**YOUR TASK**
What is needed is the number of lines below that contain the word "this", with no other output.
─── SUPPLIED RECORDS
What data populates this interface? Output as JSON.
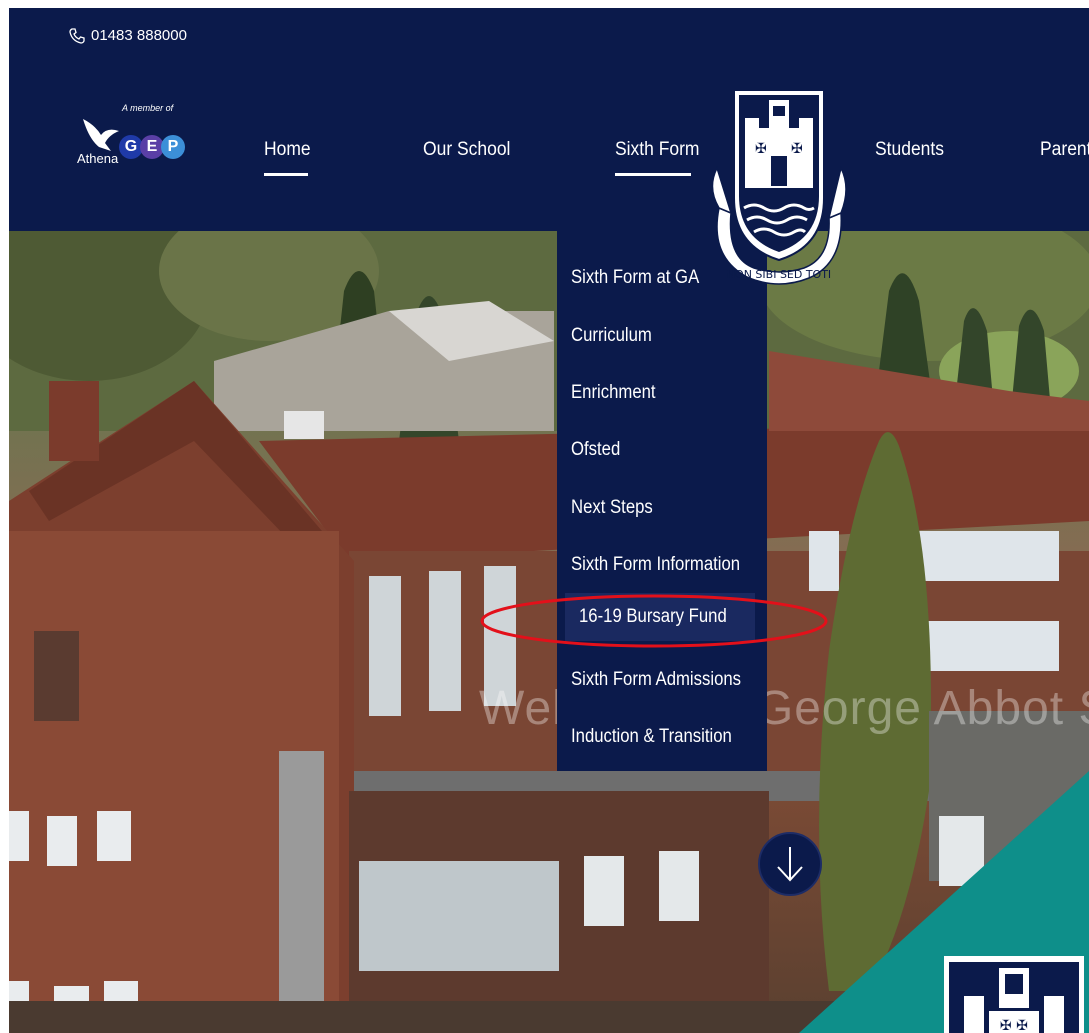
{
  "header": {
    "phone": "01483 888000",
    "logo": {
      "member_text": "A member of",
      "athena_text": "Athena",
      "letters": [
        "G",
        "E",
        "P"
      ]
    }
  },
  "nav": {
    "items": [
      {
        "label": "Home",
        "active": true
      },
      {
        "label": "Our School",
        "active": false
      },
      {
        "label": "Sixth Form",
        "active": true
      },
      {
        "label": "Students",
        "active": false
      },
      {
        "label": "Parents",
        "active": false
      }
    ]
  },
  "crest": {
    "motto": "NON SIBI SED TOTI"
  },
  "dropdown": {
    "items": [
      "Sixth Form at GA",
      "Curriculum",
      "Enrichment",
      "Ofsted",
      "Next Steps",
      "Sixth Form Information",
      "16-19 Bursary Fund",
      "Sixth Form Admissions",
      "Induction & Transition"
    ],
    "highlighted_index": 6
  },
  "hero": {
    "welcome_text": "Welcome to George Abbot School"
  },
  "colors": {
    "navy": "#0b1a4b",
    "teal": "#0e8f8a",
    "highlight_ring": "#e3101a"
  },
  "icons": [
    "phone-icon",
    "arrow-down-icon",
    "eagle-icon",
    "crest-icon"
  ]
}
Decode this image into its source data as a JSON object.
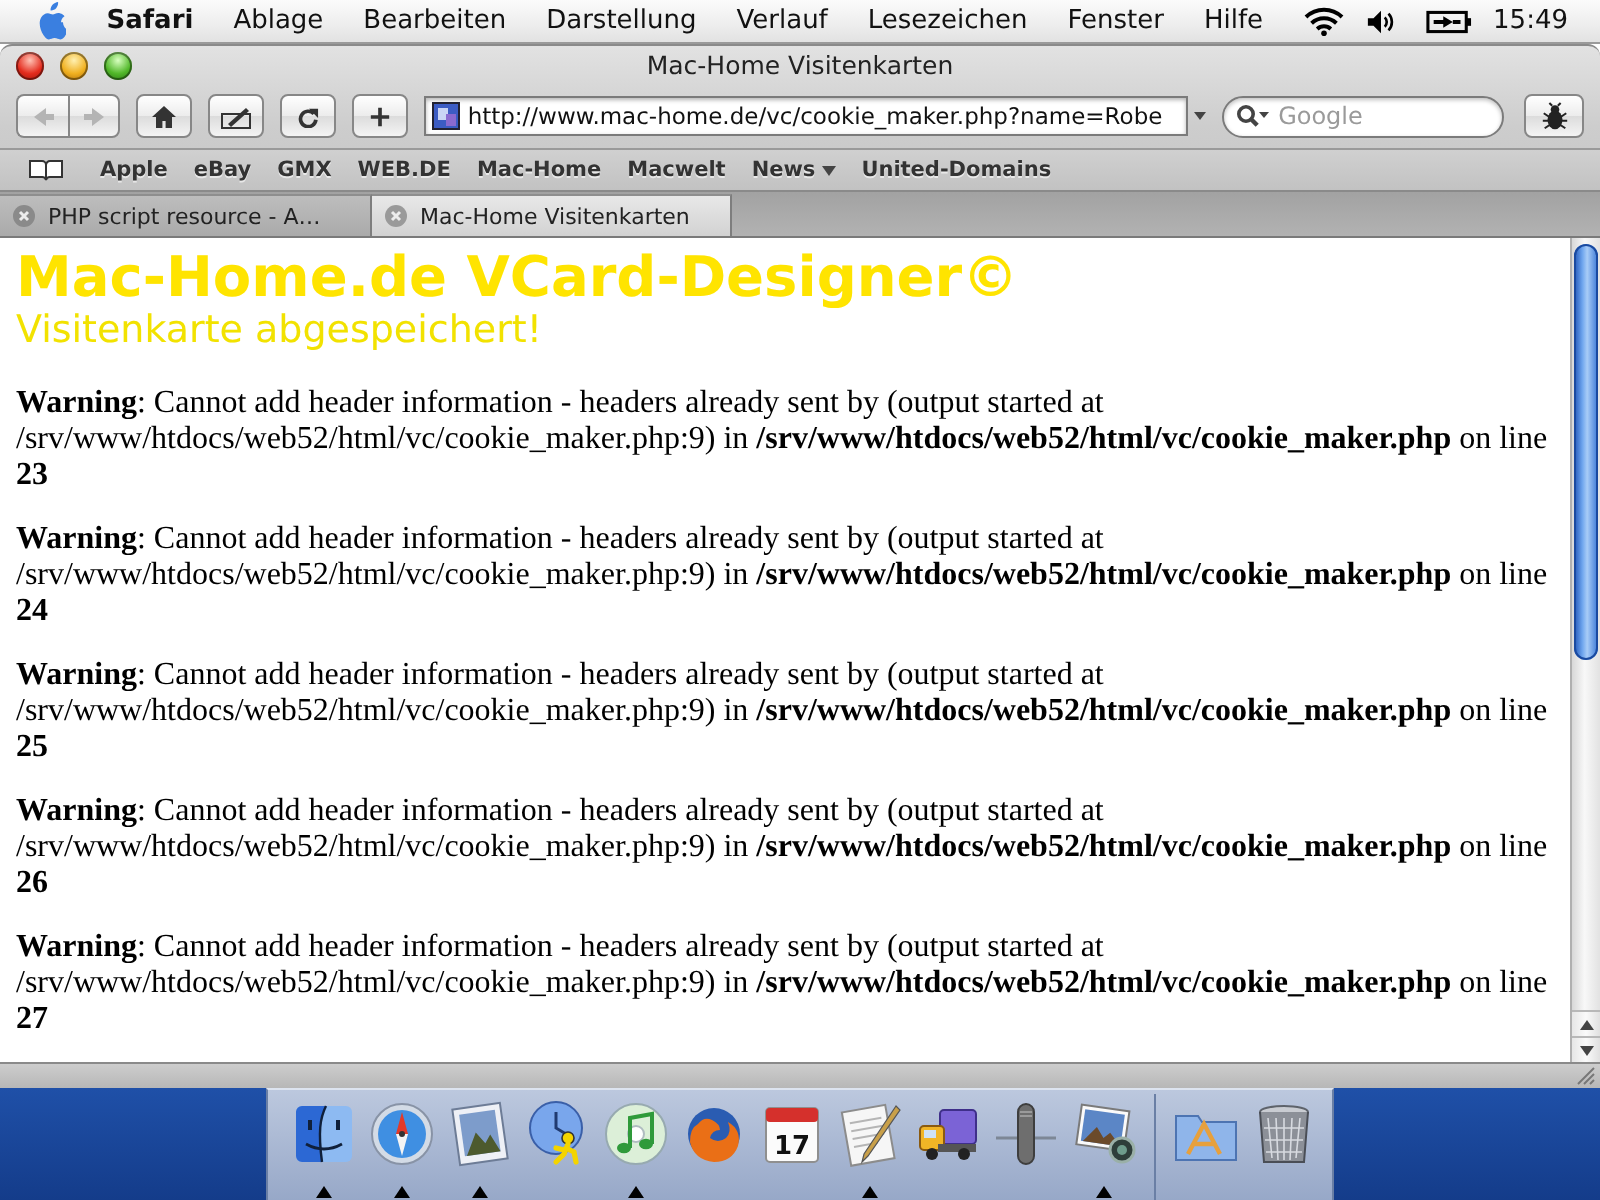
{
  "menu_bar": {
    "app_name": "Safari",
    "menus": [
      "Ablage",
      "Bearbeiten",
      "Darstellung",
      "Verlauf",
      "Lesezeichen",
      "Fenster",
      "Hilfe"
    ],
    "clock": "15:49"
  },
  "window": {
    "title": "Mac-Home Visitenkarten"
  },
  "toolbar": {
    "back": {
      "disabled": true
    },
    "forward": {
      "disabled": true
    },
    "address": "http://www.mac-home.de/vc/cookie_maker.php?name=Robe",
    "search": {
      "placeholder": "Google"
    }
  },
  "bookmarks": [
    {
      "label": "Apple",
      "menu": false
    },
    {
      "label": "eBay",
      "menu": false
    },
    {
      "label": "GMX",
      "menu": false
    },
    {
      "label": "WEB.DE",
      "menu": false
    },
    {
      "label": "Mac-Home",
      "menu": false
    },
    {
      "label": "Macwelt",
      "menu": false
    },
    {
      "label": "News",
      "menu": true
    },
    {
      "label": "United-Domains",
      "menu": false
    }
  ],
  "tabs": [
    {
      "label": "PHP script resource - A…",
      "selected": false
    },
    {
      "label": "Mac-Home Visitenkarten",
      "selected": true
    }
  ],
  "page": {
    "heading": "Mac-Home.de VCard-Designer©",
    "subheading": "Visitenkarte abgespeichert!",
    "warnings": [
      "**Warning**: Cannot add header information - headers already sent by (output started at /srv/www/htdocs/web52/html/vc/cookie_maker.php:9) in **/srv/www/htdocs/web52/html/vc/cookie_maker.php** on line **23**",
      "**Warning**: Cannot add header information - headers already sent by (output started at /srv/www/htdocs/web52/html/vc/cookie_maker.php:9) in **/srv/www/htdocs/web52/html/vc/cookie_maker.php** on line **24**",
      "**Warning**: Cannot add header information - headers already sent by (output started at /srv/www/htdocs/web52/html/vc/cookie_maker.php:9) in **/srv/www/htdocs/web52/html/vc/cookie_maker.php** on line **25**",
      "**Warning**: Cannot add header information - headers already sent by (output started at /srv/www/htdocs/web52/html/vc/cookie_maker.php:9) in **/srv/www/htdocs/web52/html/vc/cookie_maker.php** on line **26**",
      "**Warning**: Cannot add header information - headers already sent by (output started at /srv/www/htdocs/web52/html/vc/cookie_maker.php:9) in **/srv/www/htdocs/web52/html/vc/cookie_maker.php** on line **27**"
    ]
  },
  "dock": {
    "apps": [
      {
        "kind": "finder",
        "running": true
      },
      {
        "kind": "safari",
        "running": true
      },
      {
        "kind": "preview",
        "running": true
      },
      {
        "kind": "chat",
        "running": false
      },
      {
        "kind": "music",
        "running": true
      },
      {
        "kind": "firefox",
        "running": false
      },
      {
        "kind": "calendar",
        "running": false,
        "date": "17"
      },
      {
        "kind": "editor",
        "running": true
      },
      {
        "kind": "delivery",
        "running": false
      },
      {
        "kind": "microphone",
        "running": false
      },
      {
        "kind": "photos",
        "running": true
      }
    ],
    "stacks": [
      {
        "kind": "folder"
      },
      {
        "kind": "trash"
      }
    ]
  }
}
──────
**ANSWER SPACE**
2